Interestingly, as long as you have them unlocked, you can switch to any one of the twenty-two characters that will be available at launch at any time, even during a mission. They each have their own separate contextual story, so you will have to play them all to get them to a reasonable point, but it is a nice thing to have. If you are in a situation which you think Spiderman might be more of a help than Hulk, then you can simply take a moment to swap out. Deciding to stick with Thor, I joined a party with everyone else in the room comprising of Cyclops, Deadpool and Ms Marvel. Each character has three skill trees to dump points into, leading to a huge variety of abilities. I was assured that characters like Hulk and Thing were different enough to remain fresh.
Unlike what people would assume when they hear the term ‘MMO’, Marvel Heroes follows a linear storyline. The massively multiplayer aspect comes in the multiplayer zones. The town area is a non combat zone where a hundred people might be trading, healing up, or just generally relaxing in between missions. Upon receiving a mission, you head out into one of the public zones.

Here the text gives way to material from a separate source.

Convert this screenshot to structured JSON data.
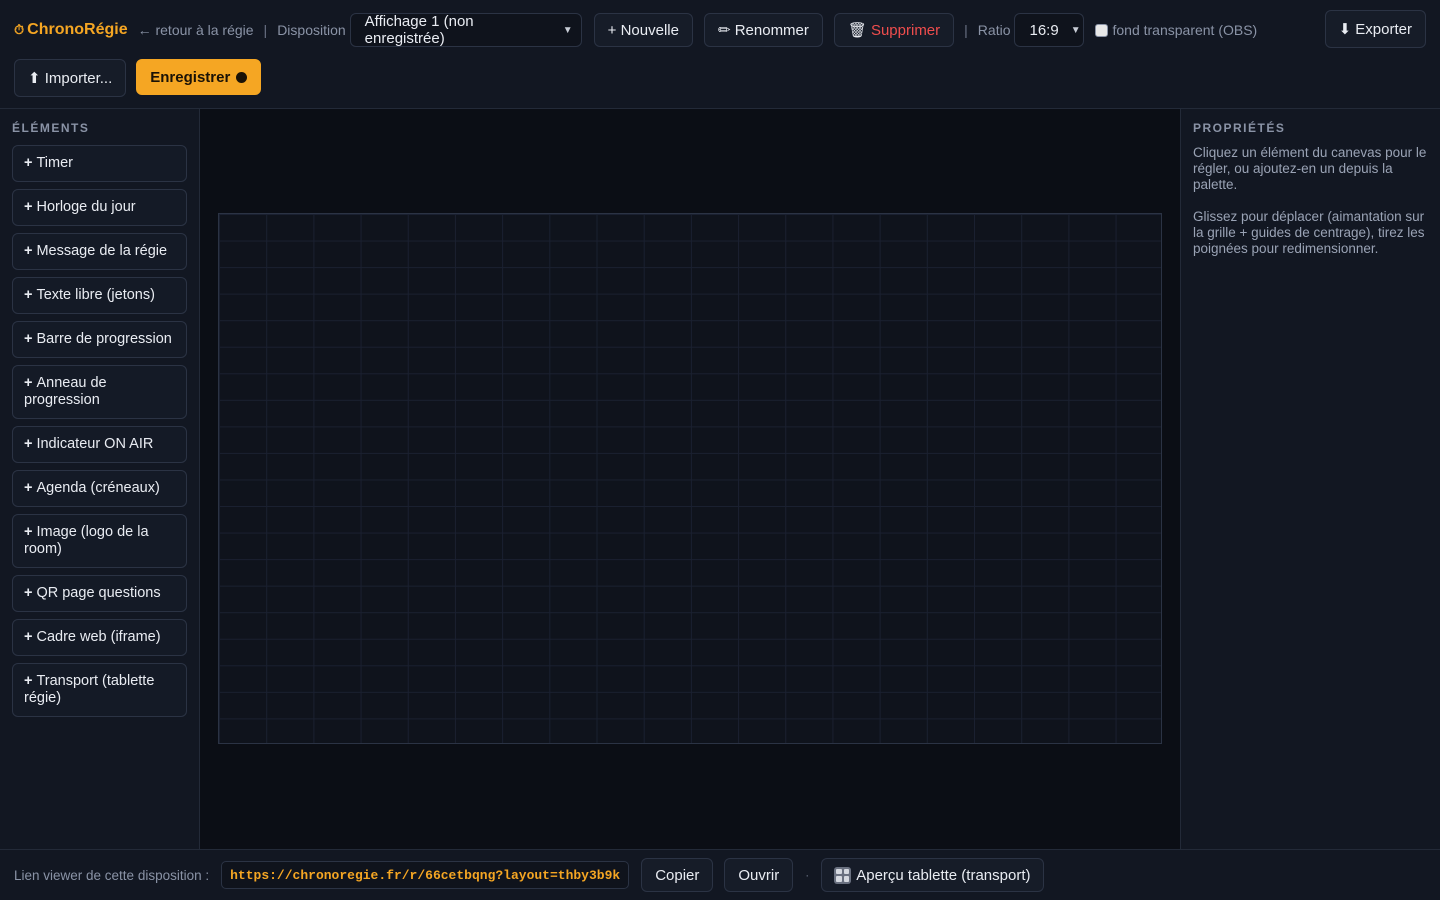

These are randomly generated areas which will hold 25-50 people. Public quests will crop up, allowing everyone in the zone to team up and take on a boss, rescue people from fires and so on. You also have private zones which are specific to you and anyone you happen to be playing with. These are smaller locations with a more focused goal.
The most interesting zones were the public ones. Developers Gazillion have an algorithm which will look at where everyone is in a level, and spawn in enemies appropriately. This means that there is always something to do, and indeed, whenever I finished killing a group of monsters, I would always see a new group on the edge of my screen. It did an excellent job of driving me endlessly forwards, and I barely had enough time to pick up the vast amount of loot that was dropping.